John Hathorne was a witchcraft accuser in the Salem Witch Trials
John Hathorne was baptized on 2 Aug 1641 in Salem, Essex, Massachusetts Bay, the third son and fifth child born to Major William and Anna Hathorne.
On 22 Mar 1674, he married Ruth Gardner in Salem, Essex, Massachusetts. Their daughter Ruth is named in the Find a Grave record. She married James Putnam Putnam-1967
He became a prosperous merchant in Salem and a judge on the Superior Court. He was also commander-in-chief against the Indians in 1696. He is best known, however, as the "witch judge" as he was a magistrate of the Court of Oyer and Terminer and the chief interrogator of the accused witches in the Salem witchcraft hysteria of 1692.
He died on 10 May 1717 in Salem, Massachusetts Bay  and was buried at the Charter Street Burying Point in Salem.
He was a Great Grandfather of author Nathaniel Hawthorne, who held John Hathorne in some disdain and may have added the "w" to his surname to distinguish himself from this ancestor .
"I know not whether these ancestors of mine bethought themselves to repent, and ask pardon of Heaven for their cruelties; or whether they are now groaning under the heavy consequences of them, in another state of being.“ - Nathaniel Hawthorne. 
↑ 1.01.1 The Great Migration Begins: Immigrants to New England 1620-1633, Volumes I-III. (Online database: AmericanAncestors.org, New England Historic Genealogical Society, 2010), (Originally Published as: New England Historic Genealogical Society.

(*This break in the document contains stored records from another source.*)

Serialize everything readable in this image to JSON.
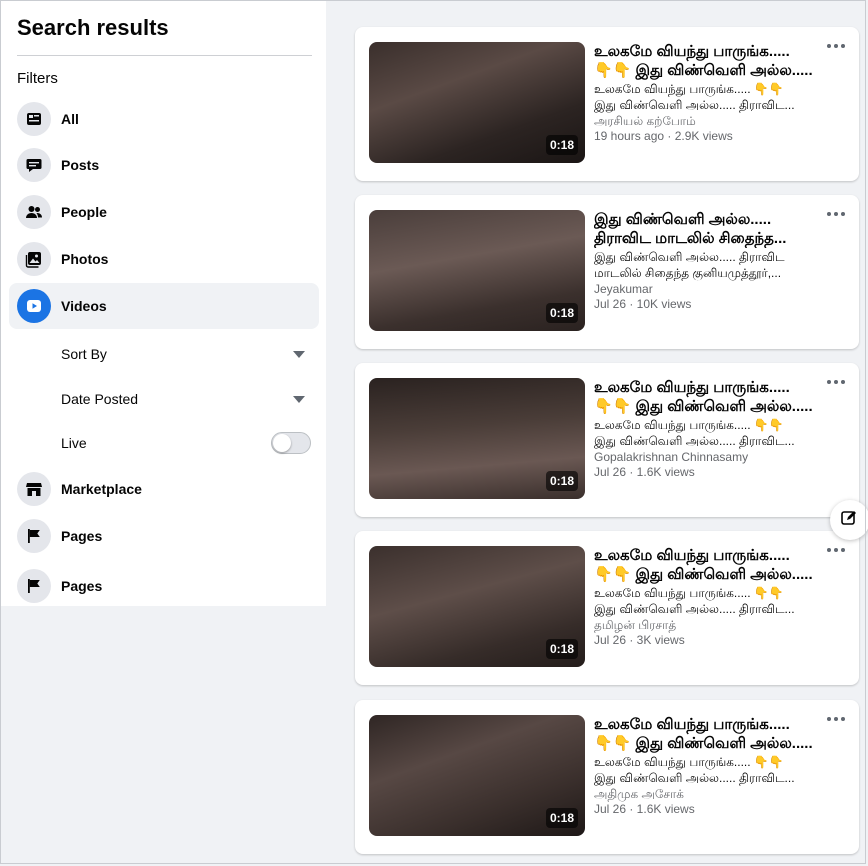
{
  "sidebar": {
    "title": "Search results",
    "filters_label": "Filters",
    "items": [
      {
        "label": "All",
        "icon": "feed-icon"
      },
      {
        "label": "Posts",
        "icon": "chat-bubble-icon"
      },
      {
        "label": "People",
        "icon": "people-icon"
      },
      {
        "label": "Photos",
        "icon": "photos-icon"
      },
      {
        "label": "Videos",
        "icon": "video-play-icon",
        "active": true
      },
      {
        "label": "Marketplace",
        "icon": "storefront-icon"
      },
      {
        "label": "Pages",
        "icon": "flag-icon"
      },
      {
        "label": "Pages",
        "icon": "flag-icon"
      }
    ],
    "sort_by": "Sort By",
    "date_posted": "Date Posted",
    "live": "Live",
    "live_on": false
  },
  "results": [
    {
      "title": "உலகமே வியந்து பாருங்க.....\n👇👇 இது விண்வெளி அல்ல.....",
      "desc": "உலகமே வியந்து பாருங்க..... 👇👇\nஇது விண்வெளி அல்ல..... திராவிட...",
      "author": "அரசியல் கற்போம்",
      "meta": "19 hours ago · 2.9K views",
      "duration": "0:18"
    },
    {
      "title": "இது விண்வெளி அல்ல.....\nதிராவிட மாடலில் சிதைந்த...",
      "desc": "இது விண்வெளி அல்ல..... திராவிட\nமாடலில் சிதைந்த குனியமுத்தூர்,...",
      "author": "Jeyakumar",
      "meta": "Jul 26 · 10K views",
      "duration": "0:18"
    },
    {
      "title": "உலகமே வியந்து பாருங்க.....\n👇👇 இது விண்வெளி அல்ல.....",
      "desc": "உலகமே வியந்து பாருங்க..... 👇👇\nஇது விண்வெளி அல்ல..... திராவிட...",
      "author": "Gopalakrishnan Chinnasamy",
      "meta": "Jul 26 · 1.6K views",
      "duration": "0:18"
    },
    {
      "title": "உலகமே வியந்து பாருங்க.....\n👇👇 இது விண்வெளி அல்ல.....",
      "desc": "உலகமே வியந்து பாருங்க..... 👇👇\nஇது விண்வெளி அல்ல..... திராவிட...",
      "author": "தமிழன் பிரசாத்",
      "meta": "Jul 26 · 3K views",
      "duration": "0:18"
    },
    {
      "title": "உலகமே வியந்து பாருங்க.....\n👇👇 இது விண்வெளி அல்ல.....",
      "desc": "உலகமே வியந்து பாருங்க..... 👇👇\nஇது விண்வெளி அல்ல..... திராவிட...",
      "author": "அதிமுக அசோக்",
      "meta": "Jul 26 · 1.6K views",
      "duration": "0:18"
    }
  ],
  "colors": {
    "accent": "#1b74e4",
    "page_bg": "#f0f2f5",
    "secondary_text": "#65676b"
  }
}
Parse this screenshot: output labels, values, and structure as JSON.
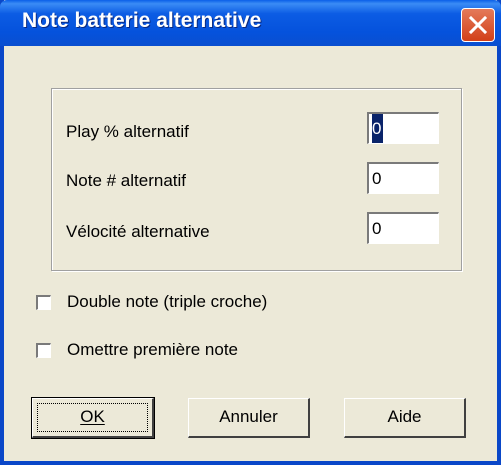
{
  "window": {
    "title": "Note batterie alternative"
  },
  "fields": [
    {
      "label": "Play % alternatif",
      "value": "0"
    },
    {
      "label": "Note # alternatif",
      "value": "0"
    },
    {
      "label": "Vélocité alternative",
      "value": "0"
    }
  ],
  "checkboxes": [
    {
      "label": "Double note (triple croche)",
      "checked": false
    },
    {
      "label": "Omettre première note",
      "checked": false
    }
  ],
  "buttons": {
    "ok": "OK",
    "cancel": "Annuler",
    "help": "Aide"
  }
}
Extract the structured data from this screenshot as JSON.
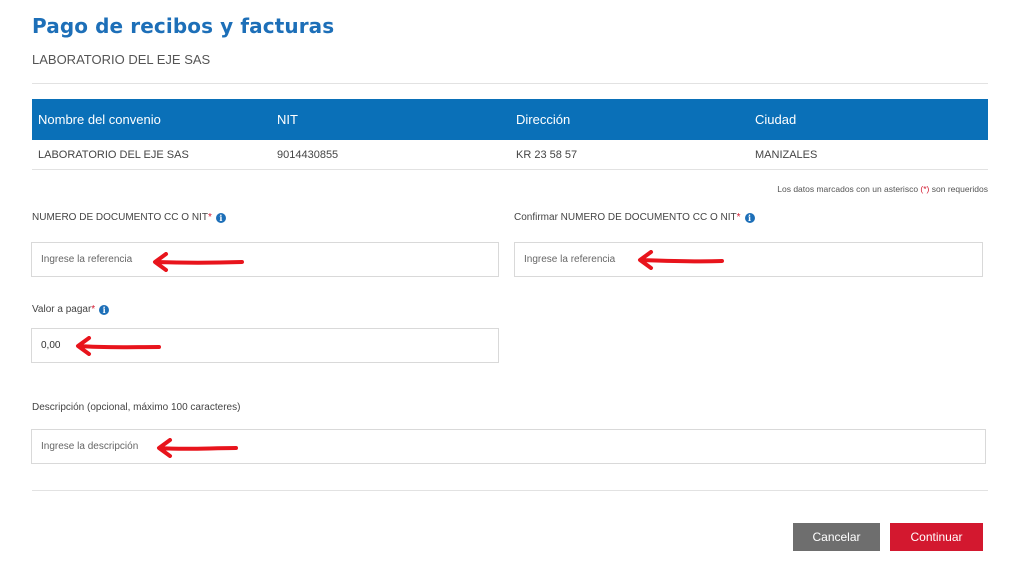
{
  "header": {
    "title": "Pago de recibos y facturas",
    "company": "LABORATORIO DEL EJE SAS"
  },
  "table": {
    "columns": [
      "Nombre del convenio",
      "NIT",
      "Dirección",
      "Ciudad"
    ],
    "rows": [
      [
        "LABORATORIO DEL EJE SAS",
        "9014430855",
        "KR 23 58 57",
        "MANIZALES"
      ]
    ]
  },
  "required_note": {
    "before": "Los datos marcados con un asterisco ",
    "asterisk": "(*)",
    "after": " son requeridos"
  },
  "form": {
    "document": {
      "label": "NUMERO DE DOCUMENTO CC O NIT",
      "required": "*",
      "placeholder": "Ingrese la referencia"
    },
    "confirm_document": {
      "label": "Confirmar NUMERO DE DOCUMENTO CC O NIT",
      "required": "*",
      "placeholder": "Ingrese la referencia"
    },
    "amount": {
      "label": "Valor a pagar",
      "required": "*",
      "value": "0,00"
    },
    "description": {
      "label": "Descripción (opcional, máximo 100 caracteres)",
      "placeholder": "Ingrese la descripción"
    }
  },
  "info_icon_glyph": "i",
  "buttons": {
    "cancel": "Cancelar",
    "continue": "Continuar"
  },
  "colors": {
    "primary": "#0a70b8",
    "title": "#1d6fb8",
    "danger": "#d3182f",
    "cancel": "#6e6e6e",
    "annotation_arrow": "#e8141c"
  },
  "icons": [
    "info-icon",
    "annotation-arrow"
  ]
}
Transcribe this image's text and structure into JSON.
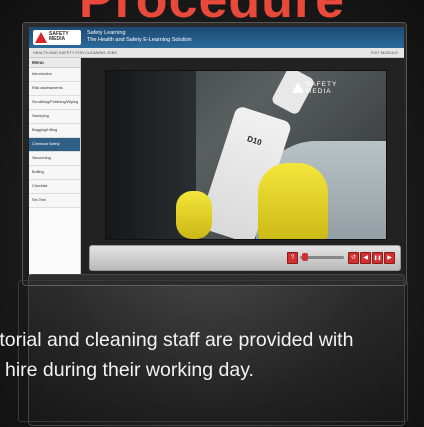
{
  "top_title": "Procedure",
  "app": {
    "logo_text": "SAFETY MEDIA",
    "header_title_line1": "Safety Learning",
    "header_title_line2": "The Health and Safety E-Learning Solution",
    "subbar_left": "HEALTH AND SAFETY FOR CLEANING JOBS",
    "subbar_right": "EXIT MODULE",
    "menu_label": "Menu",
    "menu_items": [
      "Introduction",
      "Risk assessments",
      "Scrubbing/Polishing/Wiping",
      "Sweeping",
      "Bagging/Lifting",
      "Chemical Safety",
      "Vacuuming",
      "Buffing",
      "Checklist",
      "Sel-Test"
    ],
    "active_menu_index": 5
  },
  "video": {
    "watermark": "SAFETY MEDIA",
    "bottle_label": "D10"
  },
  "controls": {
    "help": "?",
    "replay": "↺",
    "back": "◀",
    "pause": "❚❚",
    "forward": "▶"
  },
  "caption": {
    "line1": "itorial and cleaning staff are provided with",
    "line2": "hire during their working day."
  }
}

Robert Charles Anderson, The Great Migration Begins: Immigrants to New England 1620-1633, Volumes I-III, 3 vols., 1995).
↑ “Soldiers in King Philip's War.” Google Books. Google. Accessed December 29, 2019. https://books.google.com/books?id=ewMOAAAAIAAJ&pg=PA318#v=onepage&q&f=false. "John Hathorne distinguished both in civil and military affairs, serving as Captain in the war with the Eastern Indians, the Colonel of a regiment and in the expedition of 1696 chief commander; admitted freeman 1677; Deputy 1683; Assistant, 1684 1711 (except in Andros's brief rule) and is remembered unhappily as the most intolerant and cruel of the judges in the witchcraft delusion."